Coronary steal syndrome is a condition that occurs due to dilation of coronary arteries in the presence of coronary artery disease, which is when there’s a partial or complete blockage in the lumen of another coronary artery.

The result is a redirection of blood flow from heart muscle supplied by the blocked artery, to other regions of the heart.

Coronary steal syndrome is a finding observed during a pharmacological cardiac stress test, which is used to diagnose coronary artery disease.

Now, the heart pumps out blood for all of our organs and tissues to use - but the heart also needs blood.

So it also pumps blood to itself, through the coronary arteries on the outside of the heart.

And coronary arteries are linked to one another through teeny tiny blood vessels called collateral vessels, which are normally in an inactive state, meaning blood doesn’t flow through them.

Now, with coronary artery disease, there’s ischemia, or reduced blood flow to the region of myocardium supplied by that artery.

In this context, collateral circulation may become active. For example, let’s say two coronary arteries,

A and B, are linked by a collateral vessel, and coronary artery B has developed a block.

As a result of ischemia, in the myocardium supplied by coronary artery B, the myocardial cells don’t receive enough oxygen, which is called hypoxia.

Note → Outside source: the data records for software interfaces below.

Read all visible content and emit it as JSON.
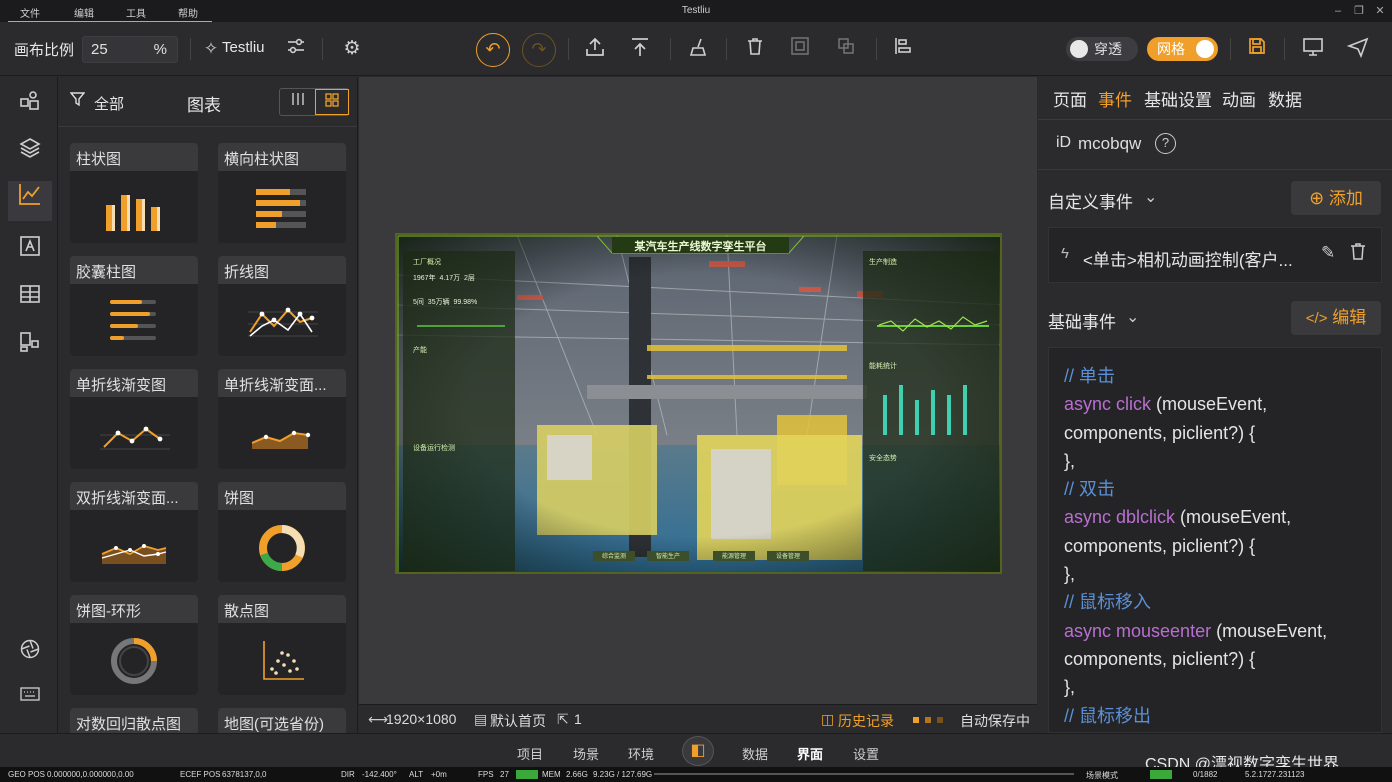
{
  "menu": {
    "file": "文件",
    "edit": "编辑",
    "tools": "工具",
    "help": "帮助"
  },
  "app_title": "Testliu",
  "toolbar": {
    "ratio_label": "画布比例",
    "ratio_value": "25",
    "ratio_unit": "%",
    "project_name": "Testliu",
    "transparent_label": "穿透",
    "grid_label": "网格"
  },
  "panel": {
    "filter_label": "全部",
    "title": "图表",
    "cards": [
      {
        "label": "柱状图"
      },
      {
        "label": "横向柱状图"
      },
      {
        "label": "胶囊柱图"
      },
      {
        "label": "折线图"
      },
      {
        "label": "单折线渐变图"
      },
      {
        "label": "单折线渐变面..."
      },
      {
        "label": "双折线渐变面..."
      },
      {
        "label": "饼图"
      },
      {
        "label": "饼图-环形"
      },
      {
        "label": "散点图"
      },
      {
        "label": "对数回归散点图"
      },
      {
        "label": "地图(可选省份)"
      }
    ]
  },
  "scene": {
    "title": "某汽车生产线数字孪生平台",
    "sections": {
      "factory": "工厂概况",
      "output": "产能",
      "equipment": "设备运行检测",
      "manufacture": "生产制造",
      "energy": "能耗统计",
      "safety": "安全态势"
    },
    "stats": [
      "1967年",
      "4.17万",
      "2层",
      "5间",
      "35万辆",
      "99.98%"
    ],
    "bottom_buttons": [
      "综合监测",
      "智能生产",
      "能源管理",
      "设备管理"
    ]
  },
  "canvas_status": {
    "resolution": "1920×1080",
    "home": "默认首页",
    "count": "1",
    "history": "历史记录",
    "autosave": "自动保存中"
  },
  "rpanel": {
    "tabs": [
      "页面",
      "事件",
      "基础设置",
      "动画",
      "数据"
    ],
    "active_tab": "事件",
    "id_label": "iD",
    "id_value": "mcobqw",
    "custom_events": "自定义事件",
    "add_label": "添加",
    "event_item": "<单击>相机动画控制(客户...",
    "base_events": "基础事件",
    "edit_label": "编辑",
    "code": [
      {
        "type": "comment",
        "text": "// 单击"
      },
      {
        "type": "kw",
        "text": "async click",
        "rest": " (mouseEvent,"
      },
      {
        "type": "plain",
        "text": "components, piclient?) {"
      },
      {
        "type": "plain",
        "text": "},"
      },
      {
        "type": "comment",
        "text": "// 双击"
      },
      {
        "type": "kw",
        "text": "async dblclick",
        "rest": " (mouseEvent,"
      },
      {
        "type": "plain",
        "text": "components, piclient?) {"
      },
      {
        "type": "plain",
        "text": "},"
      },
      {
        "type": "comment",
        "text": "// 鼠标移入"
      },
      {
        "type": "kw",
        "text": "async mouseenter",
        "rest": " (mouseEvent,"
      },
      {
        "type": "plain",
        "text": "components, piclient?) {"
      },
      {
        "type": "plain",
        "text": "},"
      },
      {
        "type": "comment",
        "text": "// 鼠标移出"
      }
    ]
  },
  "bottomnav": [
    "项目",
    "场景",
    "环境",
    "数据",
    "界面",
    "设置"
  ],
  "active_nav": "界面",
  "watermark": "CSDN @漂视数字孪生世界",
  "geo": {
    "geo_pos_label": "GEO POS",
    "geo_pos": "0.000000,0.000000,0.00",
    "ecef_label": "ECEF POS",
    "ecef": "6378137,0,0",
    "dir_label": "DIR",
    "dir": "-142.400°",
    "alt_label": "ALT",
    "alt": "+0m",
    "fps_label": "FPS",
    "fps": "27",
    "mem_label": "MEM",
    "mem": "2.66G",
    "mem2": "9.23G / 127.69G",
    "mode": "场景模式",
    "ratio": "0/1882",
    "version": "5.2.1727.231123"
  },
  "colors": {
    "accent": "#f0a02a",
    "panel": "#2b2b2e",
    "canvas": "#3a3a3c"
  }
}
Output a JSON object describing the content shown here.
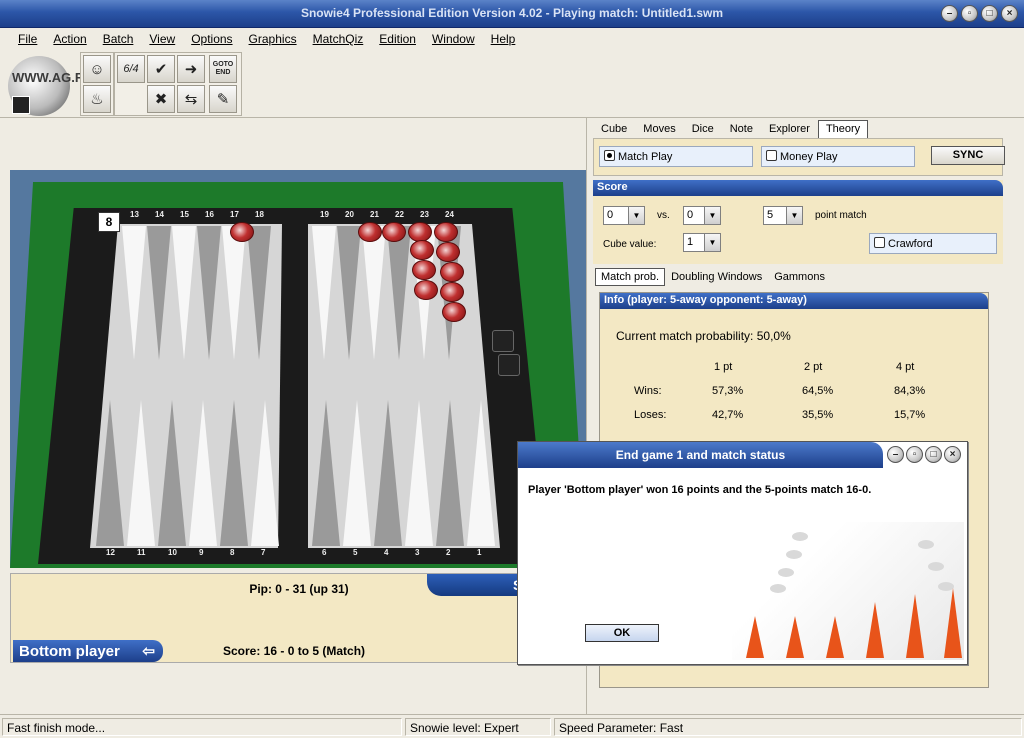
{
  "window": {
    "title": "Snowie4 Professional Edition Version 4.02 - Playing match: Untitled1.swm"
  },
  "menu": [
    "File",
    "Action",
    "Batch",
    "View",
    "Options",
    "Graphics",
    "MatchQiz",
    "Edition",
    "Window",
    "Help"
  ],
  "toolbar": {
    "watermark": "WWW.AG.RU",
    "goto_end_label": "GOTO END",
    "notation_label": "6/4"
  },
  "board": {
    "top_point_labels": [
      "13",
      "14",
      "15",
      "16",
      "17",
      "18",
      "19",
      "20",
      "21",
      "22",
      "23",
      "24"
    ],
    "bottom_point_labels": [
      "12",
      "11",
      "10",
      "9",
      "8",
      "7",
      "6",
      "5",
      "4",
      "3",
      "2",
      "1"
    ],
    "doubling_cube": "8",
    "pip": "Pip: 0 - 31 (up 31)",
    "score": "Score: 16 - 0 to 5 (Match)",
    "player_tag": "Bottom player",
    "player_tag_arrow": "⇦",
    "score_tab_letter": "S"
  },
  "right_panel": {
    "tabs": [
      "Cube",
      "Moves",
      "Dice",
      "Note",
      "Explorer",
      "Theory"
    ],
    "active_tab": "Theory",
    "match_play": "Match Play",
    "money_play": "Money Play",
    "sync": "SYNC",
    "score_header": "Score",
    "score_left": "0",
    "vs": "vs.",
    "score_right": "0",
    "match_length": "5",
    "point_match": "point match",
    "cube_value_label": "Cube value:",
    "cube_value": "1",
    "crawford": "Crawford",
    "subtabs": [
      "Match prob.",
      "Doubling Windows",
      "Gammons"
    ],
    "info_header": "Info (player: 5-away opponent: 5-away)",
    "current_prob": "Current match probability: 50,0%",
    "columns": [
      "1 pt",
      "2 pt",
      "4 pt"
    ],
    "rows": [
      {
        "label": "Wins:",
        "values": [
          "57,3%",
          "64,5%",
          "84,3%"
        ]
      },
      {
        "label": "Loses:",
        "values": [
          "42,7%",
          "35,5%",
          "15,7%"
        ]
      }
    ]
  },
  "dialog": {
    "title": "End game 1 and match status",
    "message": "Player 'Bottom player' won 16 points and the 5-points match 16-0.",
    "ok": "OK"
  },
  "status_bar": {
    "mode": "Fast finish mode...",
    "level": "Snowie level: Expert",
    "speed": "Speed Parameter: Fast"
  },
  "colors": {
    "title_blue": "#2c56a8",
    "panel_beige": "#f3e8c4",
    "felt_green": "#1d7a2a",
    "checker_red": "#c03030",
    "spike_orange": "#e8541a"
  }
}
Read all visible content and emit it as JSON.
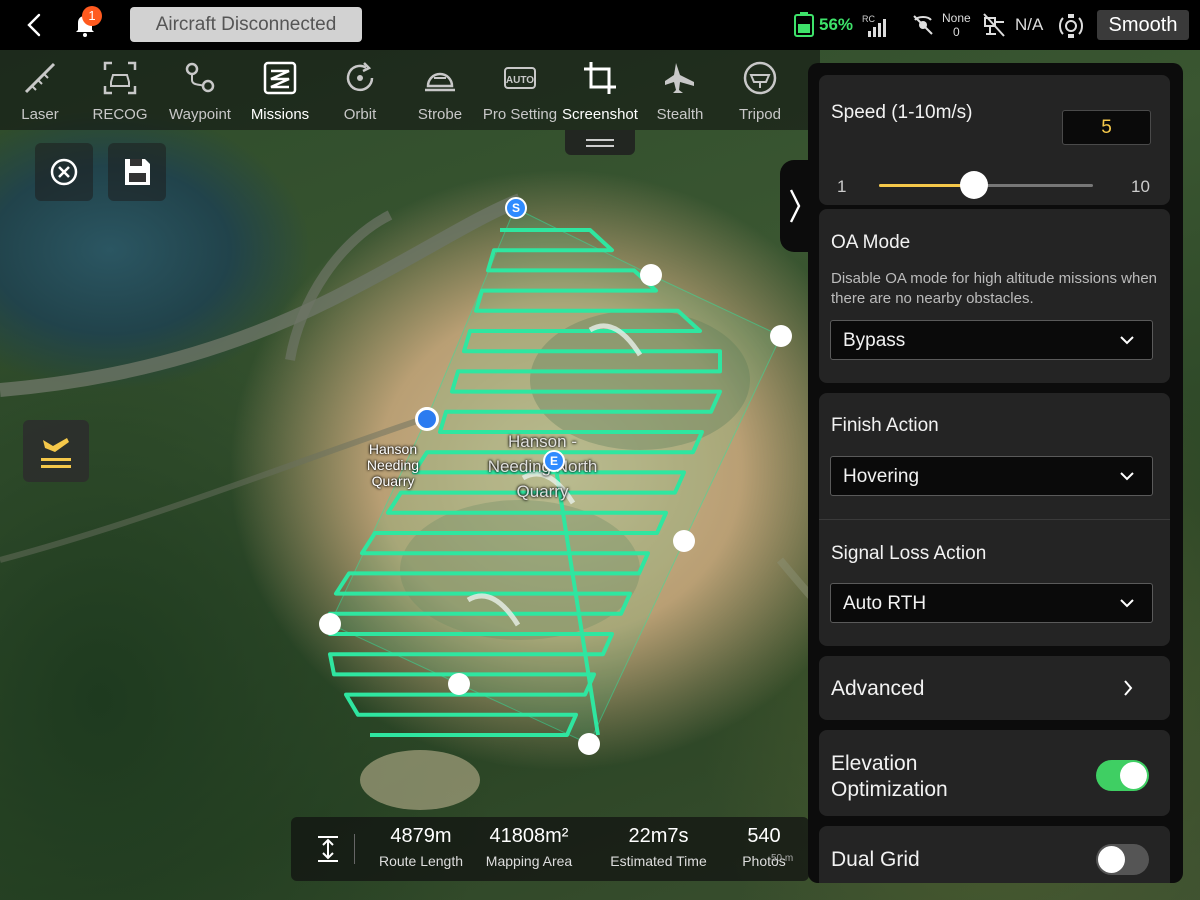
{
  "topbar": {
    "notification_count": "1",
    "connection_status": "Aircraft Disconnected",
    "battery_percent": "56%",
    "rc_label": "RC",
    "video_signal_label": "None",
    "video_signal_value": "0",
    "gps_status": "N/A",
    "flight_mode": "Smooth"
  },
  "toolbar": {
    "items": [
      {
        "label": "Laser",
        "icon": "laser-icon"
      },
      {
        "label": "RECOG",
        "icon": "recog-icon"
      },
      {
        "label": "Waypoint",
        "icon": "waypoint-icon"
      },
      {
        "label": "Missions",
        "icon": "missions-icon",
        "active": true
      },
      {
        "label": "Orbit",
        "icon": "orbit-icon"
      },
      {
        "label": "Strobe",
        "icon": "strobe-icon"
      },
      {
        "label": "Pro Setting",
        "icon": "pro-setting-icon",
        "icon_text": "AUTO"
      },
      {
        "label": "Screenshot",
        "icon": "screenshot-icon"
      },
      {
        "label": "Stealth",
        "icon": "stealth-icon"
      },
      {
        "label": "Tripod",
        "icon": "tripod-icon"
      }
    ]
  },
  "map": {
    "label_small": [
      "Hanson",
      "Needing",
      "Quarry"
    ],
    "label_large": [
      "Hanson -",
      "Needing North",
      "Quarry"
    ],
    "start_marker": "S",
    "end_marker": "E",
    "route_color": "#2fe6a0",
    "scale_text": "50 m"
  },
  "stats": {
    "route_length": {
      "value": "4879m",
      "label": "Route Length"
    },
    "mapping_area": {
      "value": "41808m²",
      "label": "Mapping Area"
    },
    "estimated_time": {
      "value": "22m7s",
      "label": "Estimated Time"
    },
    "photos": {
      "value": "540",
      "label": "Photos"
    }
  },
  "panel": {
    "speed": {
      "title": "Speed (1-10m/s)",
      "value": "5",
      "min": "1",
      "max": "10",
      "fraction": 0.444
    },
    "oa_mode": {
      "title": "OA Mode",
      "description": "Disable OA mode for high altitude missions when there are no nearby obstacles.",
      "selected": "Bypass"
    },
    "finish_action": {
      "title": "Finish Action",
      "selected": "Hovering"
    },
    "signal_loss_action": {
      "title": "Signal Loss Action",
      "selected": "Auto RTH"
    },
    "advanced": {
      "title": "Advanced"
    },
    "elevation_optimization": {
      "title_line1": "Elevation",
      "title_line2": "Optimization",
      "enabled": true
    },
    "dual_grid": {
      "title": "Dual Grid",
      "enabled": false
    },
    "accent_color": "#f5c84a",
    "toggle_on_color": "#3fcf63"
  }
}
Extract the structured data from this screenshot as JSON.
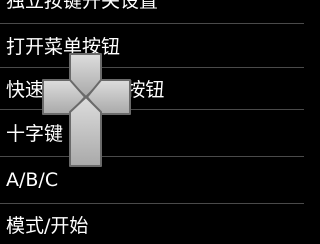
{
  "menu": {
    "items": [
      {
        "label": "独立按键开关设置"
      },
      {
        "label": "打开菜单按钮"
      },
      {
        "label": "快速/慢速模式按钮"
      },
      {
        "label": "十字键"
      },
      {
        "label": "A/B/C"
      },
      {
        "label": "模式/开始"
      }
    ]
  },
  "overlay": {
    "icon": "dpad-icon",
    "colors": {
      "fill": "#b9b9b9",
      "stroke": "#6a6a6a",
      "highlight": "#dddddd"
    }
  }
}
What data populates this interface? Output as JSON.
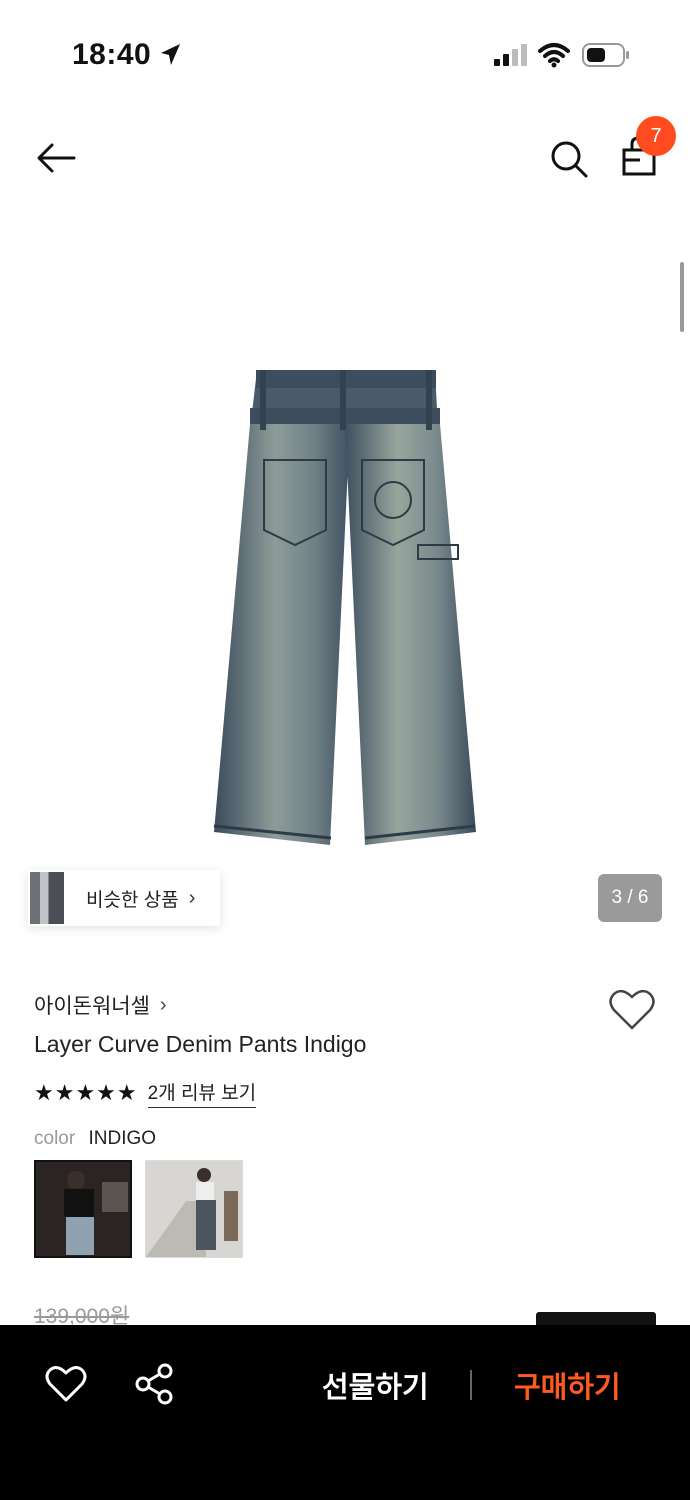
{
  "status_bar": {
    "time": "18:40"
  },
  "header": {
    "cart_count": "7"
  },
  "gallery": {
    "similar_label": "비슷한 상품",
    "page_indicator": "3 / 6"
  },
  "product": {
    "brand": "아이돈워너셀",
    "title": "Layer Curve Denim Pants Indigo",
    "rating_stars": "★★★★★",
    "review_link": "2개 리뷰 보기",
    "color_label": "color",
    "color_value": "INDIGO",
    "original_price": "139,000원"
  },
  "bottom_bar": {
    "gift_label": "선물하기",
    "buy_label": "구매하기"
  },
  "colors": {
    "accent": "#ff4b1f",
    "buy_text": "#ff5a1f",
    "bottom_bar_bg": "#000000"
  }
}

In response to hypoxia, myocardial cells release signalling molecules called cytokines, which cause dilation of the segment of coronary artery B beyond the blockage.